  1. 1. WATER EFFICIENT PRACTICES FORSAVING YOUR LANDSCAPE file:///D|/Training/story1.htm Water Efficient Practices for Saving Your Landscape: What is Xeriscape? Recent drought conditions have not only affected area farmers and ranchers, but also homeowners. Many homeowners are seeing their landscapes wither due to lack of rainfall and summer heat. Some homeowners are seeing their water bills skyrocket and several communities have asked homeowners to conserve water through water rationing. To help alleviate landscape water problems this summer and in the future, civic leaders in several Texas cities are promoting Xeriscape landscaping. Xeriscape, a term coined in Denver, Colorado, is quality landscaping that conserves water and protects the environment. Xeriscape, which comes from the Greek word Xeros, meaning dry, is considered a viable alternative to the conventional high water requirement landscapes. For the past several years, residential and commercial landscapes have utilized more than 25 percent of the total water consumption in urban areas of Texas. This percentage can be reduced to extend the water supplies of Texas. By incorporating Xeriscape principles into home or commercial landscapes, it is estimated that water usage can be cut in half. Xeriscape landscapes are not cactus and rock gardens. They can be cool, green landscapes full of beautiful plants which are maintained with water efficient practices. The same green, Texas style landscapes which we are accustomed to can be achieved and still conserve water. Xeriscape landscaping incorporates seven basic principles which lead to water savings: Planning and design Soil analysis and improvement Appropriate plant selection Practical turf areas Efficient irrigation Use of mulches Appropriate maintenance By using these seven principles, you can help preserve our most precious natural resource - water. Lawns Dont Waste Water, People Do! In recent years, much attention and controversy has surrounded the water requirement of the lawn. Misinformation and hidden agendas have fueled this controversy. However, there are some well documented facts about the American lawn. The lawn is an integral component of the landscape. The lawn is certainly the best recreational surface for children and athletes. The lawn has a tremendous mitigating effect on the environment, reducing heat loads and noise, plus water and air pollution. A lawn is second only to a virgin forest in the ability to harvest water and recharge groundwater resources. And as a design component, the lawn provides landscape unity and simplicity while inviting participation in the landscape. The lawn has become a focus in reducing landscape water use because of the tremendous opportunity for abusive use of1 of 2 5/11/99 8:39 AM
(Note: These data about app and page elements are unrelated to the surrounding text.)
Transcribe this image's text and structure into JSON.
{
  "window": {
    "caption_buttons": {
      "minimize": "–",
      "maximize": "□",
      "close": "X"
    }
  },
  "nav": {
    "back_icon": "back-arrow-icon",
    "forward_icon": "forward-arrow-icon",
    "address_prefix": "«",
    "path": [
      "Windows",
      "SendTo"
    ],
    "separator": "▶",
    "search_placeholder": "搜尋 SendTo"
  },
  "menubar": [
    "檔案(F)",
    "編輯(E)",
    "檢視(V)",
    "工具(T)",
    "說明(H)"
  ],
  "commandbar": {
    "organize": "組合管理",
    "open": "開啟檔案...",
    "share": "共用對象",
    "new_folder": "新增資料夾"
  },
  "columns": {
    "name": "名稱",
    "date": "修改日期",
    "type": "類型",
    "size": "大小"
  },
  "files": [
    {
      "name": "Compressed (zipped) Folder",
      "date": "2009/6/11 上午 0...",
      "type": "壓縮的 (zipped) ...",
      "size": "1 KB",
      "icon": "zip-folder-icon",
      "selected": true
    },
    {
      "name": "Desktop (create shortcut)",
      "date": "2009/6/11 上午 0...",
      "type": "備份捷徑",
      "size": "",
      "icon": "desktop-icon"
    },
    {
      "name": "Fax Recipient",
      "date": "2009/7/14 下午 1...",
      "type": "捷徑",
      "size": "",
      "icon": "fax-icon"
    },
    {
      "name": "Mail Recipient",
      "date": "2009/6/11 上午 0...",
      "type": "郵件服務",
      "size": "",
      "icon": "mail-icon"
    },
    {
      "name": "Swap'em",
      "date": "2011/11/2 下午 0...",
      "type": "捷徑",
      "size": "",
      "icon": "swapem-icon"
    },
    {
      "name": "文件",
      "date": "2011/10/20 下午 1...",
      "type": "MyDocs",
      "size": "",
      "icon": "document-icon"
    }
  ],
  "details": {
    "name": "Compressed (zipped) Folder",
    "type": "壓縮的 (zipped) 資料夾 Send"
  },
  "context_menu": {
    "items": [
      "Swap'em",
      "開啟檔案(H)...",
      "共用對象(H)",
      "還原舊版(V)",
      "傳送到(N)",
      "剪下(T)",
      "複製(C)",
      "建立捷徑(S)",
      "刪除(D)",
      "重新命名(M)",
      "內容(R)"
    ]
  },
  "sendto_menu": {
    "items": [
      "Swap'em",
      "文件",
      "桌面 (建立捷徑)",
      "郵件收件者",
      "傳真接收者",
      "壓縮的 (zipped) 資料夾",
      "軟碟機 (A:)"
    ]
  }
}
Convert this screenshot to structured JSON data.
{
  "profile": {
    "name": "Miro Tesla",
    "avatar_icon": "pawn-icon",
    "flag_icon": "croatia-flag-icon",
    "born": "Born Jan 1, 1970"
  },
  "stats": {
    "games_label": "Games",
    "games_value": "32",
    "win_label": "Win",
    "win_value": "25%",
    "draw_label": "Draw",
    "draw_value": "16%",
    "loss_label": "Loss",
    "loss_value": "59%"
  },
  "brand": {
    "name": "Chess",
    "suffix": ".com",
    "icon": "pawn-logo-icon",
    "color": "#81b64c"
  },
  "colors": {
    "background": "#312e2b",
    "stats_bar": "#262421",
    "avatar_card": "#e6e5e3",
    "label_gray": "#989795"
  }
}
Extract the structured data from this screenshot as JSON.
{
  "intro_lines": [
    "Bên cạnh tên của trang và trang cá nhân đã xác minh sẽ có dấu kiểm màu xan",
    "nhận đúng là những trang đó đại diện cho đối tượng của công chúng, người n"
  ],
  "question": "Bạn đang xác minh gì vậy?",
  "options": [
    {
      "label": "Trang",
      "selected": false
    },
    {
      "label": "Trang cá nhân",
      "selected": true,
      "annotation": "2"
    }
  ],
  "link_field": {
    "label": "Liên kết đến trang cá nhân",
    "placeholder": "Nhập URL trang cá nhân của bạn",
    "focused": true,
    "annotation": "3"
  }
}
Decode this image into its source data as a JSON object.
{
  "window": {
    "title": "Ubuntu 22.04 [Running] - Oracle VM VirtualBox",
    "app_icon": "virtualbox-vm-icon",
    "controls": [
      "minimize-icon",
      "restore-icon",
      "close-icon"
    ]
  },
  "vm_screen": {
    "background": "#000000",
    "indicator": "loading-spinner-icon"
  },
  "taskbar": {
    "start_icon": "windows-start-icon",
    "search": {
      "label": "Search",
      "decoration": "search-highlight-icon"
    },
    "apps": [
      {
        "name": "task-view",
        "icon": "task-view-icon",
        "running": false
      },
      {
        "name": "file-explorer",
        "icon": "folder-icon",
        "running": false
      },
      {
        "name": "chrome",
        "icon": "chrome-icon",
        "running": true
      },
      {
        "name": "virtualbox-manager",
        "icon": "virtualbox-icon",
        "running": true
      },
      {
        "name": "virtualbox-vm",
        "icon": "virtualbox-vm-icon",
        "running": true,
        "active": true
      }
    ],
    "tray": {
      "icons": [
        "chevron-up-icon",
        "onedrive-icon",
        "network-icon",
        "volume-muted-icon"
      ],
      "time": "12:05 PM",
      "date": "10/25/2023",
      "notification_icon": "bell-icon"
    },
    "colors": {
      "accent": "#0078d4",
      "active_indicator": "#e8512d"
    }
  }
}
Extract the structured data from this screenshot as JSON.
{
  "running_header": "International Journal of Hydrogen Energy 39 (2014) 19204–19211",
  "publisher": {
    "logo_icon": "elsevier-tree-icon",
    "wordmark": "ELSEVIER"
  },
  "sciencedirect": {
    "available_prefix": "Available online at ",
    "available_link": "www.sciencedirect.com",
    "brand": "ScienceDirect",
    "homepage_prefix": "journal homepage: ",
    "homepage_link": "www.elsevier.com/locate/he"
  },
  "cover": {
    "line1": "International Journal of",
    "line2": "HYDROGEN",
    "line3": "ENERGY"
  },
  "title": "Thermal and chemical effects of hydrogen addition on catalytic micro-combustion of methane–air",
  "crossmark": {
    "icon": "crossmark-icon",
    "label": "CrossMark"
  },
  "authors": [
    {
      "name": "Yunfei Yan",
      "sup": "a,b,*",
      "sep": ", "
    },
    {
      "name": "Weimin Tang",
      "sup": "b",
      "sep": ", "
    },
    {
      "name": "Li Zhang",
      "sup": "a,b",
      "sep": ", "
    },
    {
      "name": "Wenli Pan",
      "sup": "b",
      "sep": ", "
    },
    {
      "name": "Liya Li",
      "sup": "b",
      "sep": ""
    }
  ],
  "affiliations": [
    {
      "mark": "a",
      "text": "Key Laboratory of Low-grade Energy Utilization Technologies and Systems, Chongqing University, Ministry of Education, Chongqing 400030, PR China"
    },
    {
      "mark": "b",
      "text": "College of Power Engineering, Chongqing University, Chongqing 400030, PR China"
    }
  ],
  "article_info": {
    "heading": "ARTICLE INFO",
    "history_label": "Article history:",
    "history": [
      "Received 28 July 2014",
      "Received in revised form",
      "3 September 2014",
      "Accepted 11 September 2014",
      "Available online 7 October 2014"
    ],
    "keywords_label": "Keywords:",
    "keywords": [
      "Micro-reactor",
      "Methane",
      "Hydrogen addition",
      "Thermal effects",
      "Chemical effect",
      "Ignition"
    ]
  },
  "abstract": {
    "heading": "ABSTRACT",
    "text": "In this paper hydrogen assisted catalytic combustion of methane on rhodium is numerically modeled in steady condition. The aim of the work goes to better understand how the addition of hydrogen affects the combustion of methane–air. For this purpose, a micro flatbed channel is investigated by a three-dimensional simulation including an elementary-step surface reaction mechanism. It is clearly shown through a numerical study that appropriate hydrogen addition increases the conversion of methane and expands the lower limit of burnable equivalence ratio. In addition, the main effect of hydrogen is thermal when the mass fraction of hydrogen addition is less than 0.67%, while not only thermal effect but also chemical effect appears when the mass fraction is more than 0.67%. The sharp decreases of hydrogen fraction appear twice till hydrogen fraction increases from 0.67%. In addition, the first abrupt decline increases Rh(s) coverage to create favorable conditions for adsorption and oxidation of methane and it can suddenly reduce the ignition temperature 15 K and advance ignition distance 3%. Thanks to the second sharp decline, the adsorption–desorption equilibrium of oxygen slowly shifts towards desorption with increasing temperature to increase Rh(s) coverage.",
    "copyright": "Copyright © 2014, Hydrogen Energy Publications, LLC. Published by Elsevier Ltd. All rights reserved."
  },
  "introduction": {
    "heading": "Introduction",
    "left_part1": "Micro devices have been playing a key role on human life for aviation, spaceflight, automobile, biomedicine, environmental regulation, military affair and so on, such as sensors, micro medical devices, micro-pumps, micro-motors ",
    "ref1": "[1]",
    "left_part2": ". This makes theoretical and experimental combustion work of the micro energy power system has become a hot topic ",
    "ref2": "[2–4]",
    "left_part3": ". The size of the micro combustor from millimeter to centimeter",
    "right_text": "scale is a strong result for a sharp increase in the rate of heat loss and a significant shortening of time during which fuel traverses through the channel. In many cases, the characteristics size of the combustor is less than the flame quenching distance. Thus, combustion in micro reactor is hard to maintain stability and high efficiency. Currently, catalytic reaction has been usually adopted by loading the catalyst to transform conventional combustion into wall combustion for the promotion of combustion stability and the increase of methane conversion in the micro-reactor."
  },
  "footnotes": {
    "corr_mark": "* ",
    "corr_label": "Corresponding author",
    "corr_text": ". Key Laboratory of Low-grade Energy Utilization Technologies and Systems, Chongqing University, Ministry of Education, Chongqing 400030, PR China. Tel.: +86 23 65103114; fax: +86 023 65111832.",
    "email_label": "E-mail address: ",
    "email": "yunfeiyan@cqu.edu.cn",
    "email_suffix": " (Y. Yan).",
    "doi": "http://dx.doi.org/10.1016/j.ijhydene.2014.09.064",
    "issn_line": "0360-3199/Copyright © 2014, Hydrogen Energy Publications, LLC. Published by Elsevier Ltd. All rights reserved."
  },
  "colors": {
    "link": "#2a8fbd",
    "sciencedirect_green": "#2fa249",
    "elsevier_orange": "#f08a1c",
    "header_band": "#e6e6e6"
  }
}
  2. 2. WATER EFFICIENT PRACTICES FORSAVING YOUR LANDSCAPE file:///D|/Training/story1.htm irrigation water in the name of maintaining the lawn. Within the traditional landscape, the lawn has received the major portion of the total landscape irrigation. Lawn irrigation can be reduced, while the homeowner continues to derive the many benefits of turfgrass. Specific strategies to reduce lawn irrigation include: Place lawn areas into landscape irrigation zones based on water requirements, so that lawns can be watered separately from other landscape plantings Select adapted, lower-water demand turf species and varieties Use irrigated lawn areas only in areas which provide function (i.e., recreational, aesthetic, food traffic, dust and noise abatement, glare reduction, temperature mitigation) Use non-irrigated lawn areas where appropriate Irrigate properly based on the lawns true water needs Increase mowing heights to decrease lawn water use and stress Decrease fertilizer rates and properly schedule fertilizations By implementing these strategies, homeowners can reduce lawn irrigation requirements and still reap the many benefits of a cool, green lawn. Landscape Maintenance Practices Save Water Proper maintenance is a key principle in reducing irrigation requirements in the landscape. Maintenance practices, such as mulching, mowing and fertilizing greatly impact the water efficiency of any landscape, as well as the landscapes ability to survive a drought. Research at Texas A&M University has shown that unmulched soil may lose twice as much water to evaporation as mulched soil. Mulch is a layer of material covering the soil surface around plants. Mulches can be organic materials, such as shredded bark, compost and wood chips; or inorganic materials, such as lava rock, limestone and woven plastic. Use a mulch wherever possible. A good mulch preserves soil moisture, prevents soil compaction, keeps soil temperatures more moderate and reduces weed populations. In case weeds do get a start, they are much easier to pull if a mulch has been used. Organic mulches will decompose and sometimes wash away, so make checks regularly and replacements when necessary. In addition to mulching, other maintenance practices help save water in the landscape. Mowing turfgrass at the proper height helps conserve moisture. For example, the optimum height to mow St. Augustine grass for water conservation is three inches. The typical mowing height is two to two and one-half inches. However, the taller height promotes a deeper, more water efficient root system. Taller grass acts like a living mulch, shading the ground, thus reducing moisture evaporation from the soil. Also, grass that is allowed to grow taller grows slower; therefore, needing less water and mowing. Another maintenance practice that adds to the efficient use of water by plants is proper fertilization. Applying fertilizer to the lawn at the proper time and in the proper amount can save time, effort and money through reduced mowing and watering. Fertilizers can also be a major source of pollution of streams and groundwater if excessive amounts are applied. Fertilize the lawn once in spring and again in fall to produce a beautiful turf without excess growth which demands frequent watering. Use a slow-release form of nitrogen in spring and a quick release form in fall. Apply only one pound of actual nitrogen fertilizer per 1,000 square feet of lawn at one time. By using this fertilizer schedule, no other fertilizer is needed for most shrubs and trees in the lawn area. Other cultural practices that add to the efficient use of water by plants are periodic checks of the irrigation system, properly-timed insect and disease control and elimination of water demanding weeds.2 of 2 5/11/99 8:39 AM